Re: Peerreviewed arguments against Cantor Diagonalization
Posted:
Oct 28, 2012 6:25 PM


On Saturday, October 27, 2012 4:49:32 PM UTC5, JRStern wrote: > Are there any such published?
You said elsewhere you are interested in "peerreviewed" criticisms to Cantor's diagonal argument, but not from the point of view of intuitionism or some other logical framework, but strictly within the context of ZFC.
There are no such things, because the argument is a valid argument within ZF. It is in fact pretty short and clear.
Recall that given a set X, the Axiom of the Power Set states that there is a set Y such that z in Y if and only if z is a subset of X. We call this set the "power set of X", an denote it P(X).
THEOREM (Cantor) Let X be any set, and let P(X) be the power set of X. If f:X>P(X) is any function, then f is not onto; that is, there exists B in P(X) that does not lie in the image of f.

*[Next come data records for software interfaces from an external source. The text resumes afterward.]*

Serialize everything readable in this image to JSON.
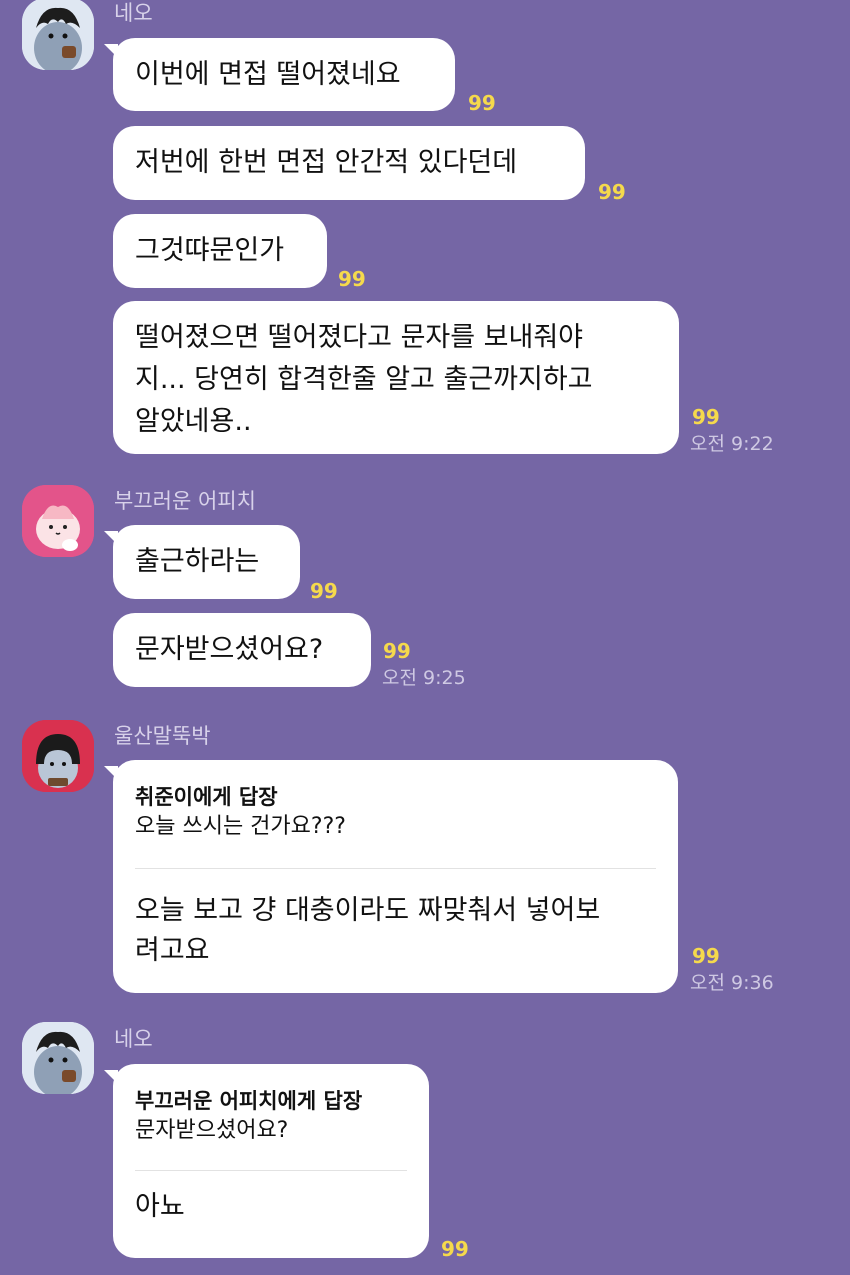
{
  "messages": {
    "m1": {
      "sender": "네오",
      "text": "이번에 면접 떨어졌네요",
      "count": "99"
    },
    "m2": {
      "text": "저번에 한번 면접 안간적 있다던데",
      "count": "99"
    },
    "m3": {
      "text": "그것땨문인가",
      "count": "99"
    },
    "m4": {
      "lines": [
        "떨어졌으면 떨어졌다고 문자를 보내줘야",
        "지... 당연히 합격한줄 알고 출근까지하고",
        "알았네용.."
      ],
      "count": "99",
      "time": "오전 9:22"
    },
    "m5": {
      "sender": "부끄러운 어피치",
      "text": "출근하라는",
      "count": "99"
    },
    "m6": {
      "text": "문자받으셨어요?",
      "count": "99",
      "time": "오전 9:25"
    },
    "m7": {
      "sender": "울산말뚝박",
      "reply_to": "취준이에게 답장",
      "quote": "오늘 쓰시는 건가요???",
      "lines": [
        "오늘 보고 걍 대충이라도 짜맞춰서 넣어보",
        "려고요"
      ],
      "count": "99",
      "time": "오전 9:36"
    },
    "m8": {
      "sender": "네오",
      "reply_to": "부끄러운 어피치에게 답장",
      "quote": "문자받으셨어요?",
      "text": "아뇨",
      "count": "99"
    }
  },
  "colors": {
    "background": "#7566a5",
    "bubble": "#ffffff",
    "unread_count": "#f5d94c"
  },
  "avatars": {
    "neo": "neo-character-icon",
    "apeach": "apeach-character-icon",
    "ulsan": "character-with-bob-hair-icon"
  }
}
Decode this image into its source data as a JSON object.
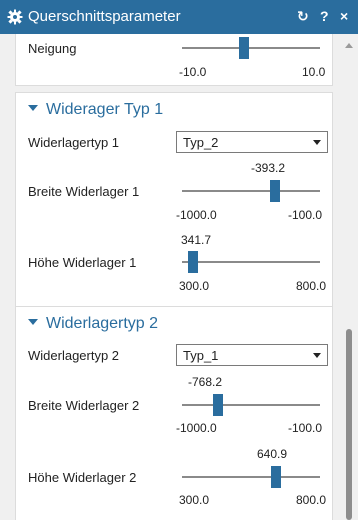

Proof. Let f:X>P(X) be a function. By the Axiom of Separation,
B = {x in X  x is not an element of f(X)}
is a subset of A, hence an element of P(X). We claim that f(y)=/=B for all y\in X.
Indeed, let y in X. Either f(y)=/=B, or f(y)=B. If f(y)=B, then y in B > y in f(y) > y not in B; since (P>not(P))>not(P) is a tautology, we conclude that f(y)=/=B. So if y in X, then f(y)=/=B, proving that B is not in the image of f. QED
LEMMA 1: There is a bijection g:(0,1)>P(N), where P(N) is the power set of the natural numbers.
Proof: There is an injection (0,1) to P(N) as follows: given any number x in (0,1), we can express x in base 2; if there are two expressions for x in base 2, then select the one with finitely many 1s. Map the number x = 0.a_1a_2a_3... to the set S = {n in N  a_n=1}. The map is easily seen to be onetoone (given that we have specified which expansion to use).
And there is an injection from P(N) to (0,1): given a subset X of N, let x be the real number Sum (a_n/10^n), where a_n=5 if n is not in X, and a_n=6 if n is in X. Again, this is easily seen to be an injection.
Since we have an injection (0,1)>P(N), and an injection P(N)>(0,1), the CantorBernsteinSchroeder Theorem guarantees (in ZF) the existence of a bijection g:(0,1)>P(N). QED
COROLLARY: If f:N>R is any function, where N is the natural numbers and R is the real numbers, then f is not onto.
Proof: First, there is a bijection h between R and (pi/2,pi/2), given by the arctan function; and there is a bijection t between (pi/2,pi/2) and (0,1), given by t(x) = (x+(pi/2))/pi. And from Lemma 1, we have a bijection g from (0,1) to P(N). Note that the compositum gth:R>P(N) is a bijection.
Let f:N>R be any function. Then the compositum gthf is a function N>P(N). By Cantor's Theorem, this function is not onto. In particular, there exists a subset X of P(N) that is not in the image of gthf. Now let r = (gth)^{1}(X) (the function (gth)^{1} exists because gth is a bijection); then r is not in the image of f (for if r = f(n), then (gth)^{1}(X) = f(n), so X = (gth)((gth)^{1}(X)) = gth(f(n)) = gthf(n), which contradicts the choice of X).
Thus, f is not onto, as claimed. QED
 Arturo Magidin